Cheap gas = trouble ahead

Mark Morford highlights the truth. Cheap gas is both a sign of how bad the world economy really is, and will merely delay the inevitable move away from oil as our main source of transportation energy. So its best to take advantage while you can and help the economy at the same time.

It’s one of the more disturbing indicators in recent memory, easily the most ironically depressing sign of doom and downturn you get to see every single day as you careen around the city streets and look at the signs and blink a few times and go, wait wait wait, what year is it again? Are you kidding me? A buck seventy five? For premium? WTF?

It is the frightening rule du jour: the cheaper gas gets right now, the more completely screwed you know we are. At the same time, a cheap tank of gas is one of the few strokes of fiscal relief we have right now, a tiny reprieve from the brutal economic turmoil. What a thing.

"Stunningly superficial"

Zbigniew Brzezinski tears into Joe Scarborough.

Scarborough: “You cannot blame what’s going on in Israel on the Bush administration.”

Brzezinski: “You know, you have such a stunningly superficial knowledge of what went on that it’s almost embarrassing to listen to you.”

One (big) step closer to a police state

Be happy.
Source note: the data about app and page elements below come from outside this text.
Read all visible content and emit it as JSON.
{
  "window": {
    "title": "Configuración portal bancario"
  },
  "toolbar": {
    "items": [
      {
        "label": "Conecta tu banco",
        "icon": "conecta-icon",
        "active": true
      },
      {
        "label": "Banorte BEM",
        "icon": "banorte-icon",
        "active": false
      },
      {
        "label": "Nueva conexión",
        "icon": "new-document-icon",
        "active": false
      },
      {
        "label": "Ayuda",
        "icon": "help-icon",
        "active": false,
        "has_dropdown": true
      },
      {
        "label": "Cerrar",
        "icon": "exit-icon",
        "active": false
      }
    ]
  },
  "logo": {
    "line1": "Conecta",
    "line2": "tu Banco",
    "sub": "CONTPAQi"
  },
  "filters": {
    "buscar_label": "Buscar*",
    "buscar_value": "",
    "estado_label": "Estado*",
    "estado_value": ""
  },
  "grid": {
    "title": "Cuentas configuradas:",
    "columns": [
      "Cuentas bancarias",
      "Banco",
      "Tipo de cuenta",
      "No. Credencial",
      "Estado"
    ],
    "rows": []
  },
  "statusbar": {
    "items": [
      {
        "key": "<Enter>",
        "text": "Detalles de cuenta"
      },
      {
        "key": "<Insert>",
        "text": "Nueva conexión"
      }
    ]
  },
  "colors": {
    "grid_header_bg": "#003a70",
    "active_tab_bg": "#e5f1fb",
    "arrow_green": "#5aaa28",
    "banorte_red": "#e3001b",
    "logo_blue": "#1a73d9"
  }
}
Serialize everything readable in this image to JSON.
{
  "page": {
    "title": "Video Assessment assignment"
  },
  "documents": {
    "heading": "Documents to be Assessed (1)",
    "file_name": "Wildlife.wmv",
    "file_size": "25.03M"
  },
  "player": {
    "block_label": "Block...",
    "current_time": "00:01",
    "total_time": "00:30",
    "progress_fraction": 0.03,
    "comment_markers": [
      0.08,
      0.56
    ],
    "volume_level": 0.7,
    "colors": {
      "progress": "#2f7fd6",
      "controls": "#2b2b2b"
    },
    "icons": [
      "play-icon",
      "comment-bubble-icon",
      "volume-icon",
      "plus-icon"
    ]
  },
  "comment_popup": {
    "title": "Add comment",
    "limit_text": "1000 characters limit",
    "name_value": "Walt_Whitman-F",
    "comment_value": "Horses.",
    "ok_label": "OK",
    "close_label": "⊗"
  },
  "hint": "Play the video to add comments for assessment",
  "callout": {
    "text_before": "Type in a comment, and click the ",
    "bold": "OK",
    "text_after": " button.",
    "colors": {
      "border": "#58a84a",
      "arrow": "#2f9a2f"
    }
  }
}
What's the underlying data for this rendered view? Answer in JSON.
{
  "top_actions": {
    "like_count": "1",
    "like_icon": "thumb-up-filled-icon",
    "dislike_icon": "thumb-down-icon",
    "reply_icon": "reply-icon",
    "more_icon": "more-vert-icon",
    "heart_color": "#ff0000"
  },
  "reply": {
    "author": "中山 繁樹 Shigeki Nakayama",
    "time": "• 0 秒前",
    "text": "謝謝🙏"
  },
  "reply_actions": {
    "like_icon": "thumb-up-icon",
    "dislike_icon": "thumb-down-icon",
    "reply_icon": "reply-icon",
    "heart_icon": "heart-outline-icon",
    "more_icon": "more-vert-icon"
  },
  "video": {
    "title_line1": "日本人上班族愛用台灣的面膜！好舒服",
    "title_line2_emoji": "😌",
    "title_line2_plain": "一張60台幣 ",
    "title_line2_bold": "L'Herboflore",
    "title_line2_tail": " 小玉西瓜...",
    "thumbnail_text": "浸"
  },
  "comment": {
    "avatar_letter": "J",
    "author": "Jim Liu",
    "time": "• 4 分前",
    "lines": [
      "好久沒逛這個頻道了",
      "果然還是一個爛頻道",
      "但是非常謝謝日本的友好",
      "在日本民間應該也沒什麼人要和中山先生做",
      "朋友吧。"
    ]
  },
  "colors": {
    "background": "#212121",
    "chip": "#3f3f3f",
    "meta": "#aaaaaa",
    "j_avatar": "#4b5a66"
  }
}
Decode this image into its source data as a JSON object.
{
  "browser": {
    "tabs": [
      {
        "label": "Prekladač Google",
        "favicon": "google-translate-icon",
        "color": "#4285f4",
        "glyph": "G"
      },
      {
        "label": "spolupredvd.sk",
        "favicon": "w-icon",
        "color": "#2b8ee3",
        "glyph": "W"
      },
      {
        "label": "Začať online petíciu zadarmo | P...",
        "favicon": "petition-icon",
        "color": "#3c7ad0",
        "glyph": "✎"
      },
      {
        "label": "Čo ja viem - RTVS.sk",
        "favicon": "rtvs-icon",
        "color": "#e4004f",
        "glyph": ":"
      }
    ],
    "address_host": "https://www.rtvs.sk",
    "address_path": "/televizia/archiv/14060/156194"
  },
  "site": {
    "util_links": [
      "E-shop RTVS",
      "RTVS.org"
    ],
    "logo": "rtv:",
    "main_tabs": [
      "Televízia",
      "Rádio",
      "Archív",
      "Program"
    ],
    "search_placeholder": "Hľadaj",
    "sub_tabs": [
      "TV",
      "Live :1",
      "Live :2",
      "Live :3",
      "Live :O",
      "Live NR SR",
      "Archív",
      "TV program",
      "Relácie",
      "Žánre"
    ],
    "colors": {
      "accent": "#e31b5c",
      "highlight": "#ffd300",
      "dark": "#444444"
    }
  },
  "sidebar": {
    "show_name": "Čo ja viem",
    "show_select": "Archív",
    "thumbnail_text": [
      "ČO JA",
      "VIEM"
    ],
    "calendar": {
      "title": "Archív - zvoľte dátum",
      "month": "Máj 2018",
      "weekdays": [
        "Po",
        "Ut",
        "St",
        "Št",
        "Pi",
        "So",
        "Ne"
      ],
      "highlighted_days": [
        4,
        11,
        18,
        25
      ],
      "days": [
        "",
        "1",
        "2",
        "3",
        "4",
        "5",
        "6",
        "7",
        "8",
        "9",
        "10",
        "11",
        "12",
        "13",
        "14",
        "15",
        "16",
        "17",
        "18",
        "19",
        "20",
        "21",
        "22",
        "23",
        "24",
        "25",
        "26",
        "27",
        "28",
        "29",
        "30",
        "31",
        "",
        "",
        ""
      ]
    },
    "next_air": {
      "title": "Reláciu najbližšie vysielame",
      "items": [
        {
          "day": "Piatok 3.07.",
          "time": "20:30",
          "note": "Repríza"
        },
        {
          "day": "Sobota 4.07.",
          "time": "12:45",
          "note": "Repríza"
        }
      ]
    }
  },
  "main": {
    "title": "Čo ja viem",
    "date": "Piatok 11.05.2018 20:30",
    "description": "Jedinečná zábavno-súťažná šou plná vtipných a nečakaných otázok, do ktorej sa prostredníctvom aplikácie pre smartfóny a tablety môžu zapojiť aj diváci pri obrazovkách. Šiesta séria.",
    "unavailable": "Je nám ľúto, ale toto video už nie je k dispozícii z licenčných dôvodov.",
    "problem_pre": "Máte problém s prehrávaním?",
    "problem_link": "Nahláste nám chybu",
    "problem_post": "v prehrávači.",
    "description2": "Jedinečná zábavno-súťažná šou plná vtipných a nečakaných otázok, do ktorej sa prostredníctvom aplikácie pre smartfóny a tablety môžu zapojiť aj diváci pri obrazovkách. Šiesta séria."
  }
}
Your civil liberties in the United States are stronger than those in Europe (and based on this story in the Guardian that isn’t saying much). It appears that the UK government is going to authorize a private company to track and record all users’ telephone calls, emails, text messages and Internet use.

… in his strongest criticism yet of the superdatabase, Sir Ken Macdonald, the former director of public prosecutions, who has firsthand experience of working with intelligence and law enforcement agencies, told the Guardian such assurances would prove worthless in the long run and warned it would prove a “hellhouse” of personal private information.

Supposedly to improve security. But of course such a database would be a magnet for hackers and almost certainly would reduce security as a result.  In any event, even if security were improved this is a basically total governmental surveillance. What good is safety if you live in a panopticon?

Top 10 Wingnut posts of the year

Roy Edroso, writing for the Village Voice, picks his top 10 right wing blog stories of the year.   Excellent. And here is one from the listing.

#7: And Robin is Tony Blair. “A beam of light flashed into the night sky, the dark symbol of a bat projected onto the surface of the racing clouds… Oh, wait a minute. That’s not a bat, actually. In fact, when you trace the outline with your finger, it looks kind of like . . . a ‘W.'” In the Wall Street Journal Andrew Klavan explained why The Dark Knight is “a paean of praise to the fortitude and moral courage that has been shown by George W. Bush in this time of terror and war… Like W, Batman sometimes has to push the boundaries of civil rights to deal with an emergency.” Maybe that explains why the Joker was more popular. (The Journal unfortunately didn’t run Klavan’s other essay about the Hollywood film that celebrated an earlier phase of Bush’s career, Pineapple Express.)

The city where sirens never sleep

The Weekly Standard (of all places) has a very interesting article about the state of Detroit these days. Here is an excerpt:

Somewhere along the way, Detroit became our national ashtray, a safe place for everyone to stub out the butt of their jokes. This was never more evident than at the recent congressional hearings, featuring the heads of the Big Three automakers, now more often called the Detroit Three, as that sounds more synonymous with failure. Yes, they have been feckless and tone-deaf in the past, and now look like stalkers trying to make people love them with desperation moves such as Ford breaking the “Taurus” name out of mothballs, or Chrysler steering a herd of cattle through downtown Detroit for an auto show (some of the longhorns started humping each other in front of reporters, giving new meaning to the “Dodge Ram,” which they were intended to advertise).


This is the new location for Bits and Pieces, a blog I started in November, 2008.  Its permanent home will be here at this address:

Note that there is no “www” preceding the link.  I am now using WordPress to author and manage the blog which will allow me more control over the formatting of the posts. Hope you like it.